== Exercise requirements ==
Among the entries below, find the lines with the word "McClellan" and copy them.

** Opening Materials provided block **

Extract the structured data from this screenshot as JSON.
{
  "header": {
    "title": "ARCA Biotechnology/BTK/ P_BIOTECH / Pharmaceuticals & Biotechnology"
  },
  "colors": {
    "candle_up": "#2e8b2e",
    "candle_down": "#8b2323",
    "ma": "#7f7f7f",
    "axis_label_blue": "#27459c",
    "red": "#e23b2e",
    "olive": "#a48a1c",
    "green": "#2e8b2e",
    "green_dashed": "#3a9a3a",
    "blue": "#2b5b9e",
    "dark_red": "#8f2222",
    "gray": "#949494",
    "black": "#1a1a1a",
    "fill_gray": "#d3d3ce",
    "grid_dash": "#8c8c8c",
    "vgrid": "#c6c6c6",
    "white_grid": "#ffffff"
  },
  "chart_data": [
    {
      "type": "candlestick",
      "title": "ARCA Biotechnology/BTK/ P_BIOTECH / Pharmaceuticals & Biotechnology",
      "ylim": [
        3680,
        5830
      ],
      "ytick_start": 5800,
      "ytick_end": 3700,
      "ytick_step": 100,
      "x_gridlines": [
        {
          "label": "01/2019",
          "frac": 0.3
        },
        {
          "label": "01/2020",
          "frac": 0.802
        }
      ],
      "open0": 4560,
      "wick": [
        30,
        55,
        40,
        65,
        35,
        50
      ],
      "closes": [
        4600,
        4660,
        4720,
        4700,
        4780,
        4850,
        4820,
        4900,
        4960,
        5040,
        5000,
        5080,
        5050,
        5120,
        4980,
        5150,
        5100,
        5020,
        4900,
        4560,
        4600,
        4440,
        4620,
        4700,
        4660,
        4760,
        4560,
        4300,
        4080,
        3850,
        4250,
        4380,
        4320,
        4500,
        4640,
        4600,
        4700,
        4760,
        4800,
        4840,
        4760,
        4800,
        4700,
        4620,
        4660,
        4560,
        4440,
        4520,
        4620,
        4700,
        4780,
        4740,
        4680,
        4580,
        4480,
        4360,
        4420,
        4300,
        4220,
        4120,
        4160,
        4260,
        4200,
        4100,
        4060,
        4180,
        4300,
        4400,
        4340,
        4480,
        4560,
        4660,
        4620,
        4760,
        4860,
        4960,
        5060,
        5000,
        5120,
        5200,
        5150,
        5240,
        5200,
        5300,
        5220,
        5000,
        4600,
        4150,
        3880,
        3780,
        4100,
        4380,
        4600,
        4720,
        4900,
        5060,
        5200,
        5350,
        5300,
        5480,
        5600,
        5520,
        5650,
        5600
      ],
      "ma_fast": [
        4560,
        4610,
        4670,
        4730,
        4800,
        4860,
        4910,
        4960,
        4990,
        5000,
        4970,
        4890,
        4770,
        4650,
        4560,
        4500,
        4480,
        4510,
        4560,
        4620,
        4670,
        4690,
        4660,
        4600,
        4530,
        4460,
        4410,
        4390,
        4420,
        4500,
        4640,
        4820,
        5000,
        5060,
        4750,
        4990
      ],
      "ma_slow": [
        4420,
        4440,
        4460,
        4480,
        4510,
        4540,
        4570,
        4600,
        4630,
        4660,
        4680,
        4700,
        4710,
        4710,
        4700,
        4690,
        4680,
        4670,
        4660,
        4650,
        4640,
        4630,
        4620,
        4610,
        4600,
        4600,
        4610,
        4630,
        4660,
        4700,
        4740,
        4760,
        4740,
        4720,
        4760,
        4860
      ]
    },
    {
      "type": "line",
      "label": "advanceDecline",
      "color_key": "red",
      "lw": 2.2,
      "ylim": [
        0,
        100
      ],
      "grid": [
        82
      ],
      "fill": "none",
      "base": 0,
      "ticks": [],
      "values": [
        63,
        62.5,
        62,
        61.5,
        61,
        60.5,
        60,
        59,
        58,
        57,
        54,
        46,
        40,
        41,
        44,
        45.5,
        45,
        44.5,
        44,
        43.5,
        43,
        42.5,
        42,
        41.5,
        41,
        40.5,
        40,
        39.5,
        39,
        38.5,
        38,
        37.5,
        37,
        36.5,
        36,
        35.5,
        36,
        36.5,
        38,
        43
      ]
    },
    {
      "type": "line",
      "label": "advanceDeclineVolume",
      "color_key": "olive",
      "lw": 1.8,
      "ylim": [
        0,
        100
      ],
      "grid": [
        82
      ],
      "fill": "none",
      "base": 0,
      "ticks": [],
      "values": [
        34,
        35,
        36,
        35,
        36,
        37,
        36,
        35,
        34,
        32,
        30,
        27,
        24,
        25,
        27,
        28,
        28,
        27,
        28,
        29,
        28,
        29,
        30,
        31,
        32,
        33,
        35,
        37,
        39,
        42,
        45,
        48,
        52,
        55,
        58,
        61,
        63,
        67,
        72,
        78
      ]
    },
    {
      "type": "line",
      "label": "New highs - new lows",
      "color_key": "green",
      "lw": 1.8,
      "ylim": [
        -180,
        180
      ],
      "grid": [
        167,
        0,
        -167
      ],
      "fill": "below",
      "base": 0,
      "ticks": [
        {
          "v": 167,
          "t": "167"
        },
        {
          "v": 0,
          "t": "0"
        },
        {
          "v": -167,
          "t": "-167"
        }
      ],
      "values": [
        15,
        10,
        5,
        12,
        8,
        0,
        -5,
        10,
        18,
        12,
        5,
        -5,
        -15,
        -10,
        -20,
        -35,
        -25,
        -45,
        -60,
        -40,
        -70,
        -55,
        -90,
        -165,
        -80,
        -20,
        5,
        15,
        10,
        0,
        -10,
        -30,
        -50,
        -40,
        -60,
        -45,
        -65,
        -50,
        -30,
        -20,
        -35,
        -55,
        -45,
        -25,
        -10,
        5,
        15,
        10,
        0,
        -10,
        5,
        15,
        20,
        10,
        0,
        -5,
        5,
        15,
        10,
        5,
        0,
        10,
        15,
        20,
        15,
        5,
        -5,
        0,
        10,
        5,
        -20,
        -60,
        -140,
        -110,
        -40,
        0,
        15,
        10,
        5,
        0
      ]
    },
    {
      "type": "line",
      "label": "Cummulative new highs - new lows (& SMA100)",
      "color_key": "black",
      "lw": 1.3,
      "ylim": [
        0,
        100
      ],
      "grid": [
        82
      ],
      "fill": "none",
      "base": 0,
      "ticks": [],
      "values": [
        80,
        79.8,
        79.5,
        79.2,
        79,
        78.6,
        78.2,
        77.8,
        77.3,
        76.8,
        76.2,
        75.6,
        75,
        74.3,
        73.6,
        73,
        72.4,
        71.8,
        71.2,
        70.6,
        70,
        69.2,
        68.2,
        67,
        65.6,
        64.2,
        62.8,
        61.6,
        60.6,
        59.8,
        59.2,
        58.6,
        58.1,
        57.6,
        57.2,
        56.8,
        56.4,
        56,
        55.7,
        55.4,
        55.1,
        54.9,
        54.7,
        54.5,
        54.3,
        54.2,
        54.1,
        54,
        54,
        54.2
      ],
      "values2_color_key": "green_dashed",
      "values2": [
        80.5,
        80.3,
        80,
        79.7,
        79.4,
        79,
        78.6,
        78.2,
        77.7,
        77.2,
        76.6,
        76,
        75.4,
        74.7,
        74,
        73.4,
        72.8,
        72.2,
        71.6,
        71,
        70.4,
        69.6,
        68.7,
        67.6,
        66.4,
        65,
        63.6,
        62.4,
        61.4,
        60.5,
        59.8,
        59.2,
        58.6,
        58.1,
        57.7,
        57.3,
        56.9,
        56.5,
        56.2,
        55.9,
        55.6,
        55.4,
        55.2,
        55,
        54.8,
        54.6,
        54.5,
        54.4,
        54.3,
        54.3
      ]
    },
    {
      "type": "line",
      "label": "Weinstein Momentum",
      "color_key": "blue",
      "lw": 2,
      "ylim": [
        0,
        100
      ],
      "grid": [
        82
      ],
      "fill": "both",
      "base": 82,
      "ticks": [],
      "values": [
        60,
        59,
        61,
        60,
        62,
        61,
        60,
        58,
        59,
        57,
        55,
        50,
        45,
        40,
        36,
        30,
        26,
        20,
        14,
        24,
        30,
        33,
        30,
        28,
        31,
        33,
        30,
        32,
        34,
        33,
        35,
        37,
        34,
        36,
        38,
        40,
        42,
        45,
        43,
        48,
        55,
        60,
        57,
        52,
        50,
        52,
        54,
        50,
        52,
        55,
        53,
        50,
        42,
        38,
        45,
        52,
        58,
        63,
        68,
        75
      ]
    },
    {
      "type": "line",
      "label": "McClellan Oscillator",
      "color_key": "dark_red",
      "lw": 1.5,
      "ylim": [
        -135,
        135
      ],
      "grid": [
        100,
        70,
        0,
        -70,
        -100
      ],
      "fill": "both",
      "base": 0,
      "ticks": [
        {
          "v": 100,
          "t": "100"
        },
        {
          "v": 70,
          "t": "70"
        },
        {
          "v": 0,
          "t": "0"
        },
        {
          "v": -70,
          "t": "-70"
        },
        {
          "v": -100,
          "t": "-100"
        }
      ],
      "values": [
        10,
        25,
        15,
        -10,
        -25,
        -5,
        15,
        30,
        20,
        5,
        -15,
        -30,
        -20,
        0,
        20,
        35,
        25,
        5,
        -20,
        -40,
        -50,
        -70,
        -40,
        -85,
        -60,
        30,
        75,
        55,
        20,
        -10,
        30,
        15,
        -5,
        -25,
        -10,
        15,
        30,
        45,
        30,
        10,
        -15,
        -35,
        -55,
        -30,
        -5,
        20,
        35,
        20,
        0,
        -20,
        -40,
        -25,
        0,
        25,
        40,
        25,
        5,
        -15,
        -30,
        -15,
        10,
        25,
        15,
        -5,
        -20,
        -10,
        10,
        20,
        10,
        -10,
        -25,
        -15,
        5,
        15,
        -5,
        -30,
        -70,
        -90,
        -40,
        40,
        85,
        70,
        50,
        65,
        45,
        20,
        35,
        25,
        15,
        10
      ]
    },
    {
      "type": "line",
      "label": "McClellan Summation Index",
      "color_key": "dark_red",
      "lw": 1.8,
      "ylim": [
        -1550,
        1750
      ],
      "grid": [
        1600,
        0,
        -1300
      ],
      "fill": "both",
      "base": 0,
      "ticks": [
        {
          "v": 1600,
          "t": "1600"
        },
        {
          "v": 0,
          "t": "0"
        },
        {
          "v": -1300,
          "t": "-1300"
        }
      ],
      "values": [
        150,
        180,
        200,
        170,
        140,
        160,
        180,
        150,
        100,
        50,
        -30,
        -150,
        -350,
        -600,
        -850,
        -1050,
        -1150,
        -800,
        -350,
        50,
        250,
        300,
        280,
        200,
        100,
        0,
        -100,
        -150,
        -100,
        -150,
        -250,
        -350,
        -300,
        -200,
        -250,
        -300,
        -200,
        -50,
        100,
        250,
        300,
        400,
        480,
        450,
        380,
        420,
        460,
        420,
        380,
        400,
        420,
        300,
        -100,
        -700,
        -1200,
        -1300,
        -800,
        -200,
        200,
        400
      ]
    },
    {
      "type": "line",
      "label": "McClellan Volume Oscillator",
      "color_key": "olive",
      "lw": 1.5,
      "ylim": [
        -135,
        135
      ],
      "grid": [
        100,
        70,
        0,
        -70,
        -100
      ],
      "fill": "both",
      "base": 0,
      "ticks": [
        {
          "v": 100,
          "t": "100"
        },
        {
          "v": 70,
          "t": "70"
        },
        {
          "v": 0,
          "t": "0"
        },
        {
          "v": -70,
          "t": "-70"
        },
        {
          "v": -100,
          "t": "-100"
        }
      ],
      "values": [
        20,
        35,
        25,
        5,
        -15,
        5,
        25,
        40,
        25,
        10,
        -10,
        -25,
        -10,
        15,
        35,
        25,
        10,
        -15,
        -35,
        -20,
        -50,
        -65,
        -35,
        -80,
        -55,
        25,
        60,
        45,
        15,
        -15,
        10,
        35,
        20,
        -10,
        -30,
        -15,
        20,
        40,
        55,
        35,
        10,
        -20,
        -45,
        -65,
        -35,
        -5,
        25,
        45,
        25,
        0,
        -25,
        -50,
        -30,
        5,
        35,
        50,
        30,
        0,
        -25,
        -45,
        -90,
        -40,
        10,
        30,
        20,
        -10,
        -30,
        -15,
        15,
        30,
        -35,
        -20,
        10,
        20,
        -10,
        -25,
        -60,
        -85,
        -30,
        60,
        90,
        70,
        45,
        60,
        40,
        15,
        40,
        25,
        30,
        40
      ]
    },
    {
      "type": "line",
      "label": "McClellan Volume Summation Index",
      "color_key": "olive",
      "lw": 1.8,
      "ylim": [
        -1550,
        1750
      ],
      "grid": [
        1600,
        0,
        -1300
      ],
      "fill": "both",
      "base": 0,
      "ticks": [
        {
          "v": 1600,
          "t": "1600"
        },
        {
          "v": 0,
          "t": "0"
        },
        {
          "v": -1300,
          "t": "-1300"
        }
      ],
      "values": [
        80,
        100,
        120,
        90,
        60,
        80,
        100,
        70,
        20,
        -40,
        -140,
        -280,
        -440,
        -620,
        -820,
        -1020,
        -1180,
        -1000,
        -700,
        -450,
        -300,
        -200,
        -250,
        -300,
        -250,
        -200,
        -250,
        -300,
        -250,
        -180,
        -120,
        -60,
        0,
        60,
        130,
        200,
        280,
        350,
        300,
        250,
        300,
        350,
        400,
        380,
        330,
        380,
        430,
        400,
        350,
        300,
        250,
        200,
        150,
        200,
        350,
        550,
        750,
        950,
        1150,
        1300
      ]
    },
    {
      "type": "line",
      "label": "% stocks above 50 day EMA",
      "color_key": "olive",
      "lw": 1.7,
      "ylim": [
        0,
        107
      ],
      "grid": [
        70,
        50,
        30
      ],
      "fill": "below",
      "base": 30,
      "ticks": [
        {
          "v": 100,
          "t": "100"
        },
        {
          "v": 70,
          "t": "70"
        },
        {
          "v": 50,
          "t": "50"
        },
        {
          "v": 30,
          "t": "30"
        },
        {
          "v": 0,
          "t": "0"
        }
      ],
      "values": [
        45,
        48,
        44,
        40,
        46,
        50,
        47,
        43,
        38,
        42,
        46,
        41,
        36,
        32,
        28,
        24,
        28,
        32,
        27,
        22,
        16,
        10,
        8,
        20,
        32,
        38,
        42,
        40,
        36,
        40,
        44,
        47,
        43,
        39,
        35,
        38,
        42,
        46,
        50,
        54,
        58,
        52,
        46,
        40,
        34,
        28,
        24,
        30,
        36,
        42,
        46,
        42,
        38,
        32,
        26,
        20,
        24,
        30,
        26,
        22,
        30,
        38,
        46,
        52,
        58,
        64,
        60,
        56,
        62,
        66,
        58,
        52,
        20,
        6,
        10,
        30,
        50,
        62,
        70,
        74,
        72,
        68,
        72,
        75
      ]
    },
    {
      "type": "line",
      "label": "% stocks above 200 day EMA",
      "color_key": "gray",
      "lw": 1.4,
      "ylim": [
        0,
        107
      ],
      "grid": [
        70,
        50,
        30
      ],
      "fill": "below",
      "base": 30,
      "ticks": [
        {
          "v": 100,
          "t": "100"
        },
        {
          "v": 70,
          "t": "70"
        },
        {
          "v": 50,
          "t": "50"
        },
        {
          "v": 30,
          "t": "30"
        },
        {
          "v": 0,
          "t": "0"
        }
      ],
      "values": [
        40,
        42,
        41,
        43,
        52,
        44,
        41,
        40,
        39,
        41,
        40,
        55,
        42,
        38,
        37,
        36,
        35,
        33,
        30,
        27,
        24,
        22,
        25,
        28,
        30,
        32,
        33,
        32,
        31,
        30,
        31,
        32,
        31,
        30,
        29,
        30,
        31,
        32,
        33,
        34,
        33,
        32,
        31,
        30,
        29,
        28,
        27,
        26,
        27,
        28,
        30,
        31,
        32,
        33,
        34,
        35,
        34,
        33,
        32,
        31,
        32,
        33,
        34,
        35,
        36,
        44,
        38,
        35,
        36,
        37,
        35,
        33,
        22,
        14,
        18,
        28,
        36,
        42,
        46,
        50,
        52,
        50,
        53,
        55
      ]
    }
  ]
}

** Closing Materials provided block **

== The answer ==
      "label": "McClellan Oscillator",
      "label": "McClellan Summation Index",
      "label": "McClellan Volume Oscillator",
      "label": "McClellan Volume Summation Index",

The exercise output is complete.